About this task. For this exercise, copy all the data exactly and include none of the pictures.

Data for processing.
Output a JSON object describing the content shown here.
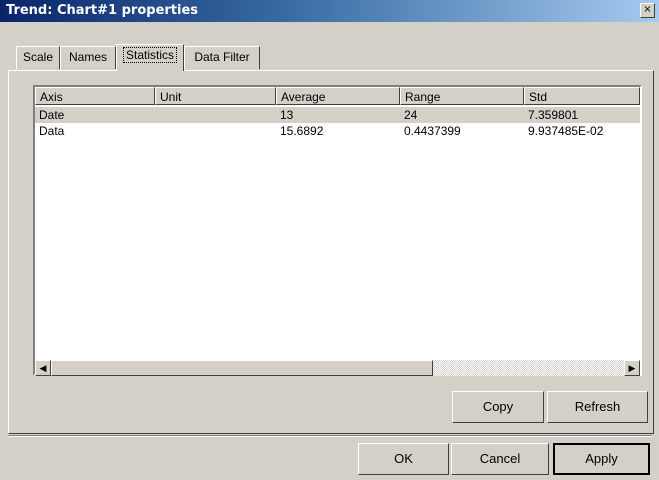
{
  "window": {
    "title": "Trend: Chart#1 properties",
    "close_label": "×"
  },
  "tabs": [
    {
      "label": "Scale"
    },
    {
      "label": "Names"
    },
    {
      "label": "Statistics",
      "active": true
    },
    {
      "label": "Data Filter"
    }
  ],
  "table": {
    "columns": [
      "Axis",
      "Unit",
      "Average",
      "Range",
      "Std"
    ],
    "rows": [
      {
        "axis": "Date",
        "unit": "",
        "average": "13",
        "range": "24",
        "std": "7.359801"
      },
      {
        "axis": "Data",
        "unit": "",
        "average": "15.6892",
        "range": "0.4437399",
        "std": "9.937485E-02"
      }
    ]
  },
  "scrollbar": {
    "left_arrow": "◀",
    "right_arrow": "▶"
  },
  "buttons": {
    "copy": "Copy",
    "refresh": "Refresh",
    "ok": "OK",
    "cancel": "Cancel",
    "apply": "Apply"
  }
}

Task solution.
Output a JSON object describing the content shown here.
{
  "window": {
    "title": "Trend: Chart#1 properties",
    "close_label": "×"
  },
  "tabs": [
    {
      "label": "Scale"
    },
    {
      "label": "Names"
    },
    {
      "label": "Statistics",
      "active": true
    },
    {
      "label": "Data Filter"
    }
  ],
  "table": {
    "columns": [
      "Axis",
      "Unit",
      "Average",
      "Range",
      "Std"
    ],
    "rows": [
      {
        "axis": "Date",
        "unit": "",
        "average": "13",
        "range": "24",
        "std": "7.359801"
      },
      {
        "axis": "Data",
        "unit": "",
        "average": "15.6892",
        "range": "0.4437399",
        "std": "9.937485E-02"
      }
    ]
  },
  "scrollbar": {
    "left_arrow": "◀",
    "right_arrow": "▶"
  },
  "buttons": {
    "copy": "Copy",
    "refresh": "Refresh",
    "ok": "OK",
    "cancel": "Cancel",
    "apply": "Apply"
  }
}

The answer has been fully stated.